[Saved data entries]
******

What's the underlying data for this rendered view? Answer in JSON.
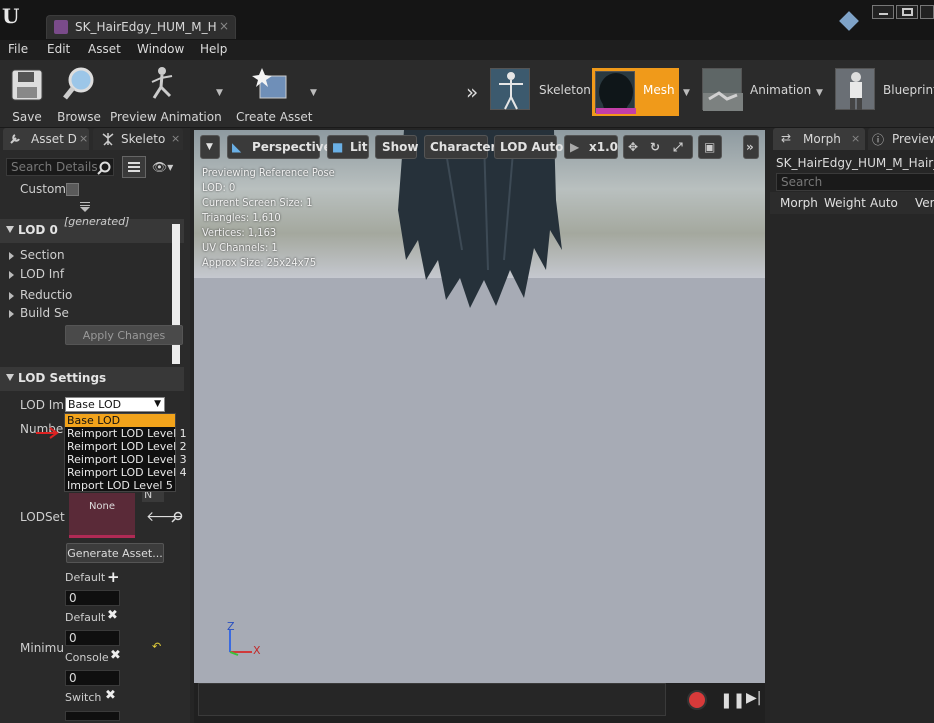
{
  "window": {
    "tab_title": "SK_HairEdgy_HUM_M_Hai",
    "tab_close": "×"
  },
  "menu": [
    "File",
    "Edit",
    "Asset",
    "Window",
    "Help"
  ],
  "toolbar": {
    "save_label": "Save",
    "browse_label": "Browse",
    "preview_animation_label": "Preview Animation",
    "create_asset_label": "Create Asset",
    "modes": [
      {
        "label": "Skeleton",
        "icon": "skeleton-icon",
        "active": false
      },
      {
        "label": "Mesh",
        "icon": "mesh-icon",
        "active": true
      },
      {
        "label": "Animation",
        "icon": "animation-icon",
        "active": false
      },
      {
        "label": "Blueprint",
        "icon": "blueprint-icon",
        "active": false
      }
    ],
    "active_color": "#f09a1a"
  },
  "left_panel": {
    "tabs": [
      {
        "label": "Asset D",
        "close": "×"
      },
      {
        "label": "Skeleto",
        "close": "×"
      }
    ],
    "search_placeholder": "Search Details",
    "custom_label": "Custom",
    "generated_label": "[generated]",
    "lod0": {
      "title": "LOD 0",
      "items": [
        "Section",
        "LOD Inf",
        "Reductio",
        "Build Se"
      ],
      "apply_changes": "Apply Changes"
    },
    "lod_settings": {
      "title": "LOD Settings",
      "lod_import_label": "LOD Imp",
      "selected": "Base LOD",
      "options": [
        "Base LOD",
        "Reimport LOD Level 1",
        "Reimport LOD Level 2",
        "Reimport LOD Level 3",
        "Reimport LOD Level 4",
        "Import LOD Level 5"
      ],
      "number_label": "Number",
      "n_label": "N",
      "lodset_label": "LODSet",
      "lodset_value": "None",
      "generate_asset": "Generate Asset...",
      "default1_label": "Default",
      "default1_value": "0",
      "default2_label": "Default",
      "default2_value": "0",
      "minimum_label": "Minimu",
      "console_label": "Console",
      "console_value": "0",
      "switch_label": "Switch"
    }
  },
  "viewport": {
    "buttons": {
      "perspective": "Perspective",
      "lit": "Lit",
      "show": "Show",
      "character": "Character",
      "lod_auto": "LOD Auto",
      "speed": "x1.0"
    },
    "stats": [
      "Previewing Reference Pose",
      "LOD: 0",
      "Current Screen Size: 1",
      "Triangles: 1,610",
      "Vertices: 1,163",
      "UV Channels: 1",
      "Approx Size: 25x24x75"
    ],
    "axis": {
      "z": "Z",
      "x": "X"
    }
  },
  "right_panel": {
    "tabs": [
      {
        "label": "Morph",
        "close": "×"
      },
      {
        "label": "Preview"
      }
    ],
    "asset_name": "SK_HairEdgy_HUM_M_Hair_Cl",
    "search_placeholder": "Search",
    "columns": [
      "Morph",
      "Weight",
      "Auto",
      "Ver"
    ]
  }
}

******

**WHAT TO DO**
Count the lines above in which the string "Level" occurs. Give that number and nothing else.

**SOLVED EXERCISE**
5